Artifacts either by distorting the k-space trajectory (i.e. due to imperfect shimming) or as a consequence of the reduced bandwidth in the phase encode direction, commonly with EPI sequences.
While a standard spin warp-based sequence has an infinitely large bandwidth in the phase encode direction (about 1 or 2 kH), the bandwidth in EPI is related to the time between the gradient echoes (about a millisecond).
Hence even small frequency offsets can result in significant shifts of the signal in the phase encoding direction.
Segmentation can introduce ghosting if there are significant difference in the amplitude and phase of the signal.

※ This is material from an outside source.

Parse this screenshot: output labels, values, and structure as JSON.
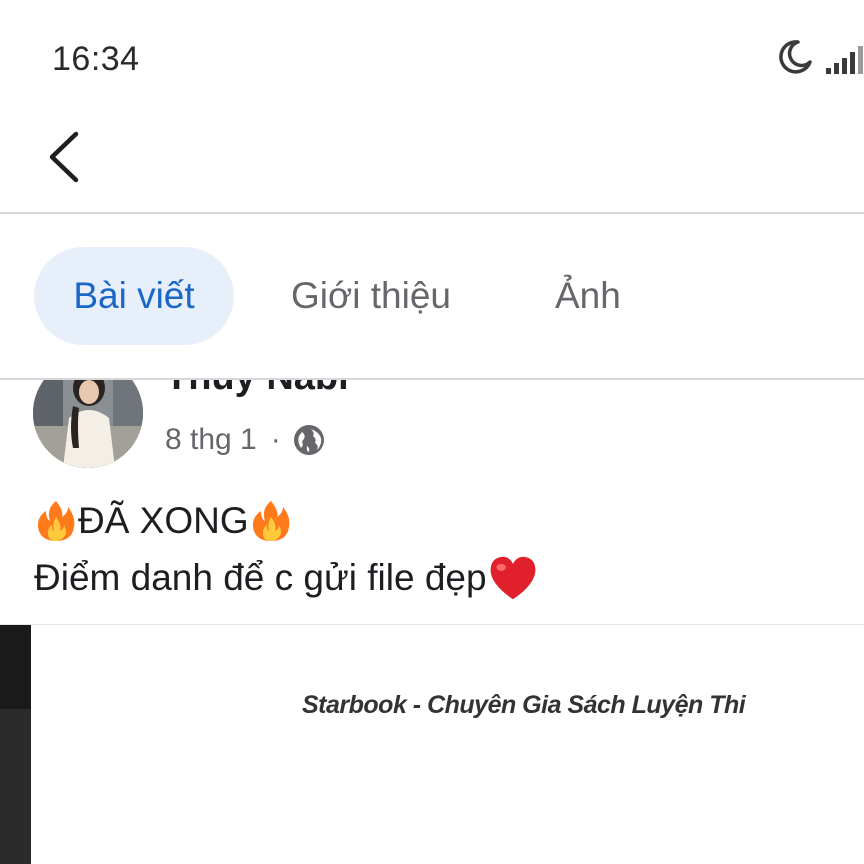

This can be a particular problem when trying to acquire the segments in rapid succession.
Suitable choices of excitation schemes and/or subsequent correction can help to reduce this artifact.
The signal from fat can easily be offset by a large fraction of the FOV, and must be suppressed. The effect of frequency offsets can be reduced by collecting data with more than one excitation, which effectively increases the bandwidth in the phase encoding direction.